[Data about app and page elements]
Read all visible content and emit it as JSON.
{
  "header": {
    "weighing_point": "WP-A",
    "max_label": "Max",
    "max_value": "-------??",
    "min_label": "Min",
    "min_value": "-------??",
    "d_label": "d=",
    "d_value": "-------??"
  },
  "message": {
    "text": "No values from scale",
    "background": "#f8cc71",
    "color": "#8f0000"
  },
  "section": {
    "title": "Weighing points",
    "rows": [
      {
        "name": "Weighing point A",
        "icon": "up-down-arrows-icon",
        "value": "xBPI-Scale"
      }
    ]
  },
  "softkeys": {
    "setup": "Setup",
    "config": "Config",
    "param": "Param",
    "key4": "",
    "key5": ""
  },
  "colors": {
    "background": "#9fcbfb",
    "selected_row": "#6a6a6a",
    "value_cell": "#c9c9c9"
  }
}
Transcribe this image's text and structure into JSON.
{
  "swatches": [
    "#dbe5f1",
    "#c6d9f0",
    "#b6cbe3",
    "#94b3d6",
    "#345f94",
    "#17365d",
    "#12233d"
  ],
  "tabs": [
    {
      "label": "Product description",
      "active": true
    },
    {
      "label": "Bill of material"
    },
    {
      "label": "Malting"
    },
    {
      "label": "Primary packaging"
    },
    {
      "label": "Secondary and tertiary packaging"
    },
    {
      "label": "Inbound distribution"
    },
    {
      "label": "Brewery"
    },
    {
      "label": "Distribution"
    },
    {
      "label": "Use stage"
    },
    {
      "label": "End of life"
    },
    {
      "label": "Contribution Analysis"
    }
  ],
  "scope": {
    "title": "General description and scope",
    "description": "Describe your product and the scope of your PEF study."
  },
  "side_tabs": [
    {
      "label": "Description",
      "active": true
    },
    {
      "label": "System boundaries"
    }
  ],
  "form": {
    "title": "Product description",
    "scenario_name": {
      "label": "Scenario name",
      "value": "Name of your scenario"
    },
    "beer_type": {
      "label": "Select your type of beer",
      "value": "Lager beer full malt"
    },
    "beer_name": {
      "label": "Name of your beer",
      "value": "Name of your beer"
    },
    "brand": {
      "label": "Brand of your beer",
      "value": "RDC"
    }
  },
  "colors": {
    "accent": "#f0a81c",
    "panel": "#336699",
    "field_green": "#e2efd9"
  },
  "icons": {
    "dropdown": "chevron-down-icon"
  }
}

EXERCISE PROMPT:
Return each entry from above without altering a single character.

ANSWER SPACE:
Read all visible content and emit it as JSON.
{
  "header": {
    "weighing_point": "WP-A",
    "max_label": "Max",
    "max_value": "-------??",
    "min_label": "Min",
    "min_value": "-------??",
    "d_label": "d=",
    "d_value": "-------??"
  },
  "message": {
    "text": "No values from scale",
    "background": "#f8cc71",
    "color": "#8f0000"
  },
  "section": {
    "title": "Weighing points",
    "rows": [
      {
        "name": "Weighing point A",
        "icon": "up-down-arrows-icon",
        "value": "xBPI-Scale"
      }
    ]
  },
  "softkeys": {
    "setup": "Setup",
    "config": "Config",
    "param": "Param",
    "key4": "",
    "key5": ""
  },
  "colors": {
    "background": "#9fcbfb",
    "selected_row": "#6a6a6a",
    "value_cell": "#c9c9c9"
  }
}
Transcribe this image's text and structure into JSON.
{
  "swatches": [
    "#dbe5f1",
    "#c6d9f0",
    "#b6cbe3",
    "#94b3d6",
    "#345f94",
    "#17365d",
    "#12233d"
  ],
  "tabs": [
    {
      "label": "Product description",
      "active": true
    },
    {
      "label": "Bill of material"
    },
    {
      "label": "Malting"
    },
    {
      "label": "Primary packaging"
    },
    {
      "label": "Secondary and tertiary packaging"
    },
    {
      "label": "Inbound distribution"
    },
    {
      "label": "Brewery"
    },
    {
      "label": "Distribution"
    },
    {
      "label": "Use stage"
    },
    {
      "label": "End of life"
    },
    {
      "label": "Contribution Analysis"
    }
  ],
  "scope": {
    "title": "General description and scope",
    "description": "Describe your product and the scope of your PEF study."
  },
  "side_tabs": [
    {
      "label": "Description",
      "active": true
    },
    {
      "label": "System boundaries"
    }
  ],
  "form": {
    "title": "Product description",
    "scenario_name": {
      "label": "Scenario name",
      "value": "Name of your scenario"
    },
    "beer_type": {
      "label": "Select your type of beer",
      "value": "Lager beer full malt"
    },
    "beer_name": {
      "label": "Name of your beer",
      "value": "Name of your beer"
    },
    "brand": {
      "label": "Brand of your beer",
      "value": "RDC"
    }
  },
  "colors": {
    "accent": "#f0a81c",
    "panel": "#336699",
    "field_green": "#e2efd9"
  },
  "icons": {
    "dropdown": "chevron-down-icon"
  }
}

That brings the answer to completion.